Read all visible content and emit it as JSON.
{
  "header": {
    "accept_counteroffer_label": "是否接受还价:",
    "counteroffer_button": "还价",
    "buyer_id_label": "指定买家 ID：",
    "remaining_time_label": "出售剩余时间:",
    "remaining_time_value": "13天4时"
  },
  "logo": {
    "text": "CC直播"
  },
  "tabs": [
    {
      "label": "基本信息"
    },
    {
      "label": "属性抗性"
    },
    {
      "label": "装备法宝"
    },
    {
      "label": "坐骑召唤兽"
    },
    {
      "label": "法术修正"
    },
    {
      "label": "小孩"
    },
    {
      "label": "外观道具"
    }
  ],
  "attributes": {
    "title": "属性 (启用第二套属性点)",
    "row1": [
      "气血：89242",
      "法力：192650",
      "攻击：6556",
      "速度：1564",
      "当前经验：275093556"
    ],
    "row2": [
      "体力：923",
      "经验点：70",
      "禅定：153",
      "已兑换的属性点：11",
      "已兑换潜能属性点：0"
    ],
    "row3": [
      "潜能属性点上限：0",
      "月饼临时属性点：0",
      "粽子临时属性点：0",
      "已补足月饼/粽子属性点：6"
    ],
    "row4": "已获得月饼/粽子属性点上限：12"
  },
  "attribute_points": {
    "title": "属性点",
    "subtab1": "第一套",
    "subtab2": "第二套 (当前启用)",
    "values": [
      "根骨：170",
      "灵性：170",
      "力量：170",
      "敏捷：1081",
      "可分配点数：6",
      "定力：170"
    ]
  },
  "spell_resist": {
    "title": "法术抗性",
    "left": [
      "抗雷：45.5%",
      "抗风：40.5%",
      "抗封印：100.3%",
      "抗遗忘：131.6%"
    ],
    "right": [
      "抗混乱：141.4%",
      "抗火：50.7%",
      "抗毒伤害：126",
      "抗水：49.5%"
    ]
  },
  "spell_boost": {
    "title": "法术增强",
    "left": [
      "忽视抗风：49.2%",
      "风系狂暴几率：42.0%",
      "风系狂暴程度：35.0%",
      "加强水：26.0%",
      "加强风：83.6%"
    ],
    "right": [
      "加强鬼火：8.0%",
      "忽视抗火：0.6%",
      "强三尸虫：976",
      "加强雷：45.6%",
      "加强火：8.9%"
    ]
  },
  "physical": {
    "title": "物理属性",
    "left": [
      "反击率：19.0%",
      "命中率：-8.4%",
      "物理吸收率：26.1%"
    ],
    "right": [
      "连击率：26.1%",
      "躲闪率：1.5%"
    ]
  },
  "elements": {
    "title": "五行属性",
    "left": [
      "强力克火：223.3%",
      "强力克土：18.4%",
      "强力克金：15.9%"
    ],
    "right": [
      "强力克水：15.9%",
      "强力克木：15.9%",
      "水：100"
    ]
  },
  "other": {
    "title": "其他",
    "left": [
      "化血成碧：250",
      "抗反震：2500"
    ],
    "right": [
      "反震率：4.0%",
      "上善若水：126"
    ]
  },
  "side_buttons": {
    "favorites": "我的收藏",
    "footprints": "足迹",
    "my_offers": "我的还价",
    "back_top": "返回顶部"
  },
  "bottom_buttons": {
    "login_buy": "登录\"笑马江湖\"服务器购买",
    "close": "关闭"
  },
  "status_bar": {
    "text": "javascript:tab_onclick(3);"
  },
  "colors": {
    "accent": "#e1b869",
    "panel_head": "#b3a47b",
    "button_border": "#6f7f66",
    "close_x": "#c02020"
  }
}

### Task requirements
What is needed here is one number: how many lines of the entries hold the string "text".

### Exercise response
2